Having Kiyo our guide made travelling very easy as we did not have to worry about anything. She was happy to adjust the itinerary according to our wishes which was a big bonus. Saturday night the 24th of March in Nara we had lovely barbecued eel in a restaurant which had a poster saying “save the eel”. Tony liked it so much that he asked them whether they had another one. Well they did not but just took the poster of the wall and gave it to him!
Sunday was a lucky day in the Japanese calendar and we saw a wedding and several children being blessed at the beautiful vermilion( orange/red) Kasuga -Taisha Shinto Shrine. The Shrine lies in Nara deer park and gets gets rebuilt every 50 years. It is known for the nearly 2000 stone lanterns which decorate the path up to the shrine and are lit twice a year, which must look magical. Nara park is full of sacred deers as in the 8th century a god came to Nara riding a white deer. Since then the deer have been protected and respected as divine messengers by the local people.
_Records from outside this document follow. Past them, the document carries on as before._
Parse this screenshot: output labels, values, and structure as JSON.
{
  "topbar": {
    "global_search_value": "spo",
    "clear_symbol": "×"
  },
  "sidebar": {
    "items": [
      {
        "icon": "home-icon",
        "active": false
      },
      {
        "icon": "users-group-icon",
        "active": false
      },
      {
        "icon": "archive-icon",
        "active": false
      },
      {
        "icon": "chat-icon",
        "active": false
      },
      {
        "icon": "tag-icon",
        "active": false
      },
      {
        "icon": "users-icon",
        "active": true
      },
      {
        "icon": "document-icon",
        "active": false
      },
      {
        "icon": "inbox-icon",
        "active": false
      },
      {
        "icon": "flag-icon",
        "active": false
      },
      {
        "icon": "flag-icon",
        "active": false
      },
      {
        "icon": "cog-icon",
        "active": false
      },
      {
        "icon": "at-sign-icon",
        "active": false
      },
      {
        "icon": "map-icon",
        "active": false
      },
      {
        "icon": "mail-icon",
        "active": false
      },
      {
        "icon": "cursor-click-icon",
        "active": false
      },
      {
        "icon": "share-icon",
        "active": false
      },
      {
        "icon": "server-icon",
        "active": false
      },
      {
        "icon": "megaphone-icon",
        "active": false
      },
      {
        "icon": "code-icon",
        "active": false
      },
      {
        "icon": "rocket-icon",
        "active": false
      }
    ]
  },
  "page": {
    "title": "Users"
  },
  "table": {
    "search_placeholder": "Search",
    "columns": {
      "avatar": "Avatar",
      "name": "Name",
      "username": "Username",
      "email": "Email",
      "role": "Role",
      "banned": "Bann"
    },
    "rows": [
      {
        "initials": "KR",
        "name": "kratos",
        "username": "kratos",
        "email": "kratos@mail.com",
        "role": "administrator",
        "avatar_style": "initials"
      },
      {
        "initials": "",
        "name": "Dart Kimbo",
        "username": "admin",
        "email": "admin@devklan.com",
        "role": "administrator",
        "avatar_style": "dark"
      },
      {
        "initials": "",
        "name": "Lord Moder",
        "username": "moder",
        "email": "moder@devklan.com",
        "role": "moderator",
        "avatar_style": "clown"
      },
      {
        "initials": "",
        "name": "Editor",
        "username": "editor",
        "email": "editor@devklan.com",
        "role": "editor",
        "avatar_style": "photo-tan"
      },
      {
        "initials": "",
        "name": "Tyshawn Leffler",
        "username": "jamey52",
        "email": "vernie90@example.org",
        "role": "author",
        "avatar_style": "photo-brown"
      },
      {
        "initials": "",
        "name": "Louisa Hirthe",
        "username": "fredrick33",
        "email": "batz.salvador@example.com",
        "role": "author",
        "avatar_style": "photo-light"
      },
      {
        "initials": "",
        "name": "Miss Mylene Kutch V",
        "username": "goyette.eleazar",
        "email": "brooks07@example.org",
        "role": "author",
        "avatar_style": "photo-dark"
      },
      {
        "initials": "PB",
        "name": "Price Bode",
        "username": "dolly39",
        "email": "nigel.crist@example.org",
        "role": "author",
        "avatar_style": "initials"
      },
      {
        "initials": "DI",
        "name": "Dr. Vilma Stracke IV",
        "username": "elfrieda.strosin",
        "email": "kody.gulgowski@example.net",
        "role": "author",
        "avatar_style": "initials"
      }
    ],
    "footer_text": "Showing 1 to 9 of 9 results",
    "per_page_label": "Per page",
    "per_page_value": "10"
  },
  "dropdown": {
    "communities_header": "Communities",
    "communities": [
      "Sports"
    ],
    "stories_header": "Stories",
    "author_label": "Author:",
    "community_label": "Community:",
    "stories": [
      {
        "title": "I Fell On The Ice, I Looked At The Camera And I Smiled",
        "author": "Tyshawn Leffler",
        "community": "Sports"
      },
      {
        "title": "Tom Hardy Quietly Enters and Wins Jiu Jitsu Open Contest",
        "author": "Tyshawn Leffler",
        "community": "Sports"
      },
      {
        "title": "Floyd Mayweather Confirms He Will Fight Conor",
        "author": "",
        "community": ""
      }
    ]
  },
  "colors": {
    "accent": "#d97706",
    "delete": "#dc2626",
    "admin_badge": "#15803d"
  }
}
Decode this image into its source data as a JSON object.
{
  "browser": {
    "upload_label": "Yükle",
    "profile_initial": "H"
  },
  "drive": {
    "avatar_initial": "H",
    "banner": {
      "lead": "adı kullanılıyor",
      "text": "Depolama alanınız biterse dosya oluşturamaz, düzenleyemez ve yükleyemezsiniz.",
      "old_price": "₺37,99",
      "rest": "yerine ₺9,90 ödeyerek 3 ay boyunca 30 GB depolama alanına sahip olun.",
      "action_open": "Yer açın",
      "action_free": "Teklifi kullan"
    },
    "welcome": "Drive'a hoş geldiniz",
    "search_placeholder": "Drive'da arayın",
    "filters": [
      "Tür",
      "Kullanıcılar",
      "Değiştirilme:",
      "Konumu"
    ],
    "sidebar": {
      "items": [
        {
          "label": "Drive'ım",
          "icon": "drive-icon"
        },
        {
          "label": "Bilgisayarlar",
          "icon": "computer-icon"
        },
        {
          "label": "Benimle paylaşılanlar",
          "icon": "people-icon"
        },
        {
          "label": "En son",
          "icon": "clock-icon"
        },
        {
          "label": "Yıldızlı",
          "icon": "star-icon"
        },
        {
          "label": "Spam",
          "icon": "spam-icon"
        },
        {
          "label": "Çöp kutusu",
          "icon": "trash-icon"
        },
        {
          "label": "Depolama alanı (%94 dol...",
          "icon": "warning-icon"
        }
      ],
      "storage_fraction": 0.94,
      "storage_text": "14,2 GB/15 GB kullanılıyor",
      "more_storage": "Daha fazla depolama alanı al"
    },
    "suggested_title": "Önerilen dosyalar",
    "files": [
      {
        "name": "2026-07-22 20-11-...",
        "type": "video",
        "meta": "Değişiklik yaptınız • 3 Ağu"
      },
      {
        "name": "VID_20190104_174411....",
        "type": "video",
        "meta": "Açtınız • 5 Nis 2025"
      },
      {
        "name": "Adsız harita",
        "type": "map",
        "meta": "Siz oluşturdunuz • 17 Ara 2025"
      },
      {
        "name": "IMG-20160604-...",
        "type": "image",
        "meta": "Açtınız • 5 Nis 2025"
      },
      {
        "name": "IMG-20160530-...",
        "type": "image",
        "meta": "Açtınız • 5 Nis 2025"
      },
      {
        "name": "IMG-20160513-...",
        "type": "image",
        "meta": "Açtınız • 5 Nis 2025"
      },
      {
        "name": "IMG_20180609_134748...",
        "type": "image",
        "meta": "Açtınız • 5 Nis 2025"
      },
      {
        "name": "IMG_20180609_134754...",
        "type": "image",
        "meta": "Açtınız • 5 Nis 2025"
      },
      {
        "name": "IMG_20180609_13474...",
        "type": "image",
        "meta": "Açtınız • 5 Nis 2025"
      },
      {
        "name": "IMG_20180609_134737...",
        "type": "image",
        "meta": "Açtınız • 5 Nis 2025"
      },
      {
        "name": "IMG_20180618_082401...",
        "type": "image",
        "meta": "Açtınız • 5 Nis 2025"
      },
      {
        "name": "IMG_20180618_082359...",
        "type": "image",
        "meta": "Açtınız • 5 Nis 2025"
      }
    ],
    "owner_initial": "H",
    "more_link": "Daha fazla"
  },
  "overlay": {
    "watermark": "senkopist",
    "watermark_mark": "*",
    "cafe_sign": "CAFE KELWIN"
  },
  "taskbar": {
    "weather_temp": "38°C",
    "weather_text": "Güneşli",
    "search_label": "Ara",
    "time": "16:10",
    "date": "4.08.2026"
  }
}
According to Kiyo most people get married at the Shinto shrine but buried at the Buddhist temple because Buddhists believe in an afterlife.
Buddhism flourished in Nara, although the emperor moved the capital to Kyoto after 70 years because the monks engaged in too much political intrigue. By then he had built the Great Buddha which is housed in Todaiji Temple and is the world’s largest bronze statue at 16m high.
Protective gilded gods have fiersome faces to frighten the enemy.
Legend says that the dressed up monk Binzuru was too naughty to enter the temple so he had to sit outside, do good and help others. He has the gift of healing so if you touch him and then the body part which hurts you will be healed!
On to Yoshino and Konya-San next xxF